No greater feeling than to be loved back

What goes on in your mind as you play the saxophone?

On stage, it is always about expression and impression. I express myself well enough to impress my audience. I am always trying to evoke someone’s emotions.

Have you played a tune that brought your emotions to life?

Yes, I surely have. One such is Kuku, a tune that I borrowed from the musical duo Radio and Weasel. I could almost see myself singing the words during the recording session.

What did you feel deep down?

For the first time, I could feel like I was speaking through my instrument. I remember letting a friend listen to the demo that evening at Sheraton (Kampala Hotel). I could see goose bumps all over her arms. It was confirmation that people felt what I was trying to express.

Have you ever shed tears while playing the sax?

No. Usually, when I play, it stems from a point of happiness or money. I am yet to encounter a moment so overwhelmingly joyous that I cry as I play. Quite rarely, though, I cry when I come across someone with extraordinary musical abilities.

How precious is your sax to you?

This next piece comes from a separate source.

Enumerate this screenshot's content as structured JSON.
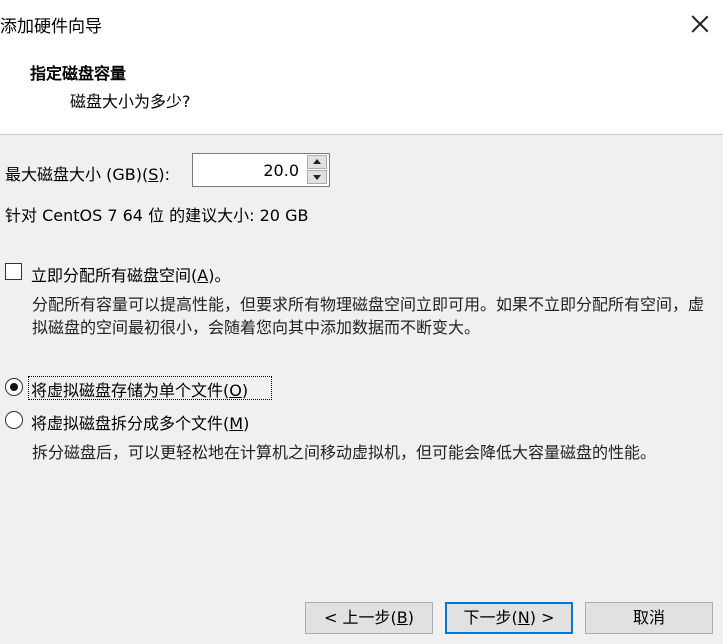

It is the second most prized asset I have. My brain, body, and precious fingers, come first. You could take away anything from me and I would survive. But without my musical assets life would be so hard, in terms of happiness and fulfilment.

How does your sax compare to your woman?

My sax and my woman do not get compared because none is in direct competition with the other. They are both extremely valuable and endeared to me.

Would you lose any to the other?

The humanly instinct in me would not let me chose my sax over someone I love regardless of how deeply sentimental I am with the instrument. I can always go to Sam Ash and get a new one.

What is your idea of love?

Love can be made to be love. It exists naturally and is available for everyone. We just have to embrace it. You can make someone fall in love with you even when they did not previously intend to. Love is patient, kind, slowness to anger, humble and endures.

When did love first have meaning for you?

I think it was 10 years ago when I started to understand that emotions and deeds complete the package called “love”.

What are your acts of love?

I could tell you kissing and hugging but these are only the coating. The real deal for me is the sacrifice involved every time you say you love someone. Are you able to share, struggle, cry, laugh, joke, converse with, and be good companion with the person you say you love?

Are you currently in a relationship?

I have been in a few. I am single now and concentrating on my career.

What has been your experience relating intimately?

Both ecstatic and very disturbing. We live life with its black and white experiences. Both are great. My theory of life is “live love, love life”. There is no greater feeling than to love and be loved.

What is the one thing that makes you proud of being Ugandan?

Our general character that I will call ak’obuntu. The line drawn between what should and should not be done in society.

What messages are presented in your music?

It is a combination of culture, love, hate, and divinity. Some of the themes are humourous, others serious and others, well, touching daily life issues.

Where have you played?

In 2015, I performed at the Zanzibar International Film Festival. A lot more is to be heard on my album Dawn, which is soon to be released.

What are your top destinations?

All live band spots within a radius of 10km in Kampala, together with a few clubs.

Mugenyi's musical journey

Practicing four hours every day, Brian Mugenyi first played the piano when he was eight. He spent five years nurturing his passion for music at Africa Institute of Music, where he majored in classical piano, with a minor in the saxophone.

He perfected the playing the saxophone in South Korea on a student exchange programme.